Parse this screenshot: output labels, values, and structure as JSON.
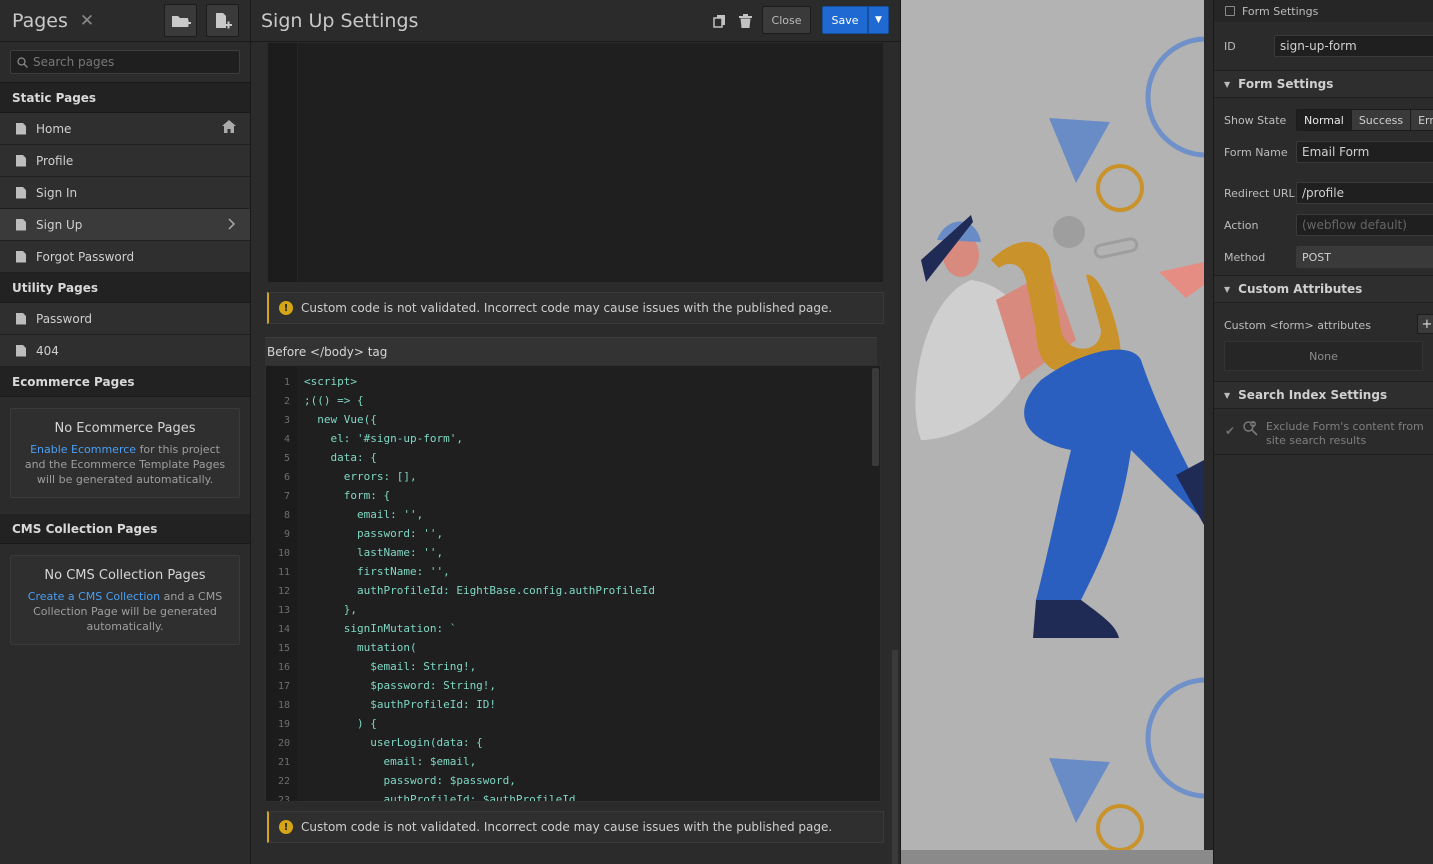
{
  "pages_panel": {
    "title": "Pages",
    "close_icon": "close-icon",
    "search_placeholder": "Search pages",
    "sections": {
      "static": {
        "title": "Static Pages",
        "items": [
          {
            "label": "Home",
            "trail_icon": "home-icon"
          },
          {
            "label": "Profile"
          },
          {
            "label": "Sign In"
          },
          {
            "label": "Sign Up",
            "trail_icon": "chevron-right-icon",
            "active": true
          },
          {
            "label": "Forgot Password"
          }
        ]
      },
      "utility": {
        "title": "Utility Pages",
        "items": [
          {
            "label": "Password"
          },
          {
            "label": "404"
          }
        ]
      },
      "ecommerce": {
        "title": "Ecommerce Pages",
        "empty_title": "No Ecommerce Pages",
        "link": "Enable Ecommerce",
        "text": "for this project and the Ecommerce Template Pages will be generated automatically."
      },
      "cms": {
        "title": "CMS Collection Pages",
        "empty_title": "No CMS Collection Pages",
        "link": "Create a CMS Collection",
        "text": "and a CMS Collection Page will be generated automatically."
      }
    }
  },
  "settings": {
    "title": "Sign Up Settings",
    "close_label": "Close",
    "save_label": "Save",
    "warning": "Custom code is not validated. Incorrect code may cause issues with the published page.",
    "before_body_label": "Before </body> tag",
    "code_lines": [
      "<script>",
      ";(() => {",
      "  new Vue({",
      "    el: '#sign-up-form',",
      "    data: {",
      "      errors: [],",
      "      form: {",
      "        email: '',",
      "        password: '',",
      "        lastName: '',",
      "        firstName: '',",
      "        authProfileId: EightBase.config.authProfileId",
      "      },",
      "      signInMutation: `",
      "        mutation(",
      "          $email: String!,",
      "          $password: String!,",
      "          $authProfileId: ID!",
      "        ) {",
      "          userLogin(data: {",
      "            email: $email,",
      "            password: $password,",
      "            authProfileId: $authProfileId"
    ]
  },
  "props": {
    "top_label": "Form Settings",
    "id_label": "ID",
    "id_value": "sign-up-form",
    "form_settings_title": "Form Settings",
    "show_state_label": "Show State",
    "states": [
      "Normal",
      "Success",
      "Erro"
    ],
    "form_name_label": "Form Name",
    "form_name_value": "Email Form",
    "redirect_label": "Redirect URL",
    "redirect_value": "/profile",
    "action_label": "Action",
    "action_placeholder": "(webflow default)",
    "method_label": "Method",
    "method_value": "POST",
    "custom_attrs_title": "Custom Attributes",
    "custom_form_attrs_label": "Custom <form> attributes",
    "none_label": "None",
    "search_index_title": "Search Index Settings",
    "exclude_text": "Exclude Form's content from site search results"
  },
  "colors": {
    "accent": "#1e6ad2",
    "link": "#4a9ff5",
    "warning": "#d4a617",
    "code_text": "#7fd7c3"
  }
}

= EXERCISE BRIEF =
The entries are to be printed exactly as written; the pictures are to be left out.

= RESPONSE TO THIS TASK =
Parse this screenshot: output labels, values, and structure as JSON.
{
  "pages_panel": {
    "title": "Pages",
    "close_icon": "close-icon",
    "search_placeholder": "Search pages",
    "sections": {
      "static": {
        "title": "Static Pages",
        "items": [
          {
            "label": "Home",
            "trail_icon": "home-icon"
          },
          {
            "label": "Profile"
          },
          {
            "label": "Sign In"
          },
          {
            "label": "Sign Up",
            "trail_icon": "chevron-right-icon",
            "active": true
          },
          {
            "label": "Forgot Password"
          }
        ]
      },
      "utility": {
        "title": "Utility Pages",
        "items": [
          {
            "label": "Password"
          },
          {
            "label": "404"
          }
        ]
      },
      "ecommerce": {
        "title": "Ecommerce Pages",
        "empty_title": "No Ecommerce Pages",
        "link": "Enable Ecommerce",
        "text": "for this project and the Ecommerce Template Pages will be generated automatically."
      },
      "cms": {
        "title": "CMS Collection Pages",
        "empty_title": "No CMS Collection Pages",
        "link": "Create a CMS Collection",
        "text": "and a CMS Collection Page will be generated automatically."
      }
    }
  },
  "settings": {
    "title": "Sign Up Settings",
    "close_label": "Close",
    "save_label": "Save",
    "warning": "Custom code is not validated. Incorrect code may cause issues with the published page.",
    "before_body_label": "Before </body> tag",
    "code_lines": [
      "<script>",
      ";(() => {",
      "  new Vue({",
      "    el: '#sign-up-form',",
      "    data: {",
      "      errors: [],",
      "      form: {",
      "        email: '',",
      "        password: '',",
      "        lastName: '',",
      "        firstName: '',",
      "        authProfileId: EightBase.config.authProfileId",
      "      },",
      "      signInMutation: `",
      "        mutation(",
      "          $email: String!,",
      "          $password: String!,",
      "          $authProfileId: ID!",
      "        ) {",
      "          userLogin(data: {",
      "            email: $email,",
      "            password: $password,",
      "            authProfileId: $authProfileId"
    ]
  },
  "props": {
    "top_label": "Form Settings",
    "id_label": "ID",
    "id_value": "sign-up-form",
    "form_settings_title": "Form Settings",
    "show_state_label": "Show State",
    "states": [
      "Normal",
      "Success",
      "Erro"
    ],
    "form_name_label": "Form Name",
    "form_name_value": "Email Form",
    "redirect_label": "Redirect URL",
    "redirect_value": "/profile",
    "action_label": "Action",
    "action_placeholder": "(webflow default)",
    "method_label": "Method",
    "method_value": "POST",
    "custom_attrs_title": "Custom Attributes",
    "custom_form_attrs_label": "Custom <form> attributes",
    "none_label": "None",
    "search_index_title": "Search Index Settings",
    "exclude_text": "Exclude Form's content from site search results"
  },
  "colors": {
    "accent": "#1e6ad2",
    "link": "#4a9ff5",
    "warning": "#d4a617",
    "code_text": "#7fd7c3"
  }
}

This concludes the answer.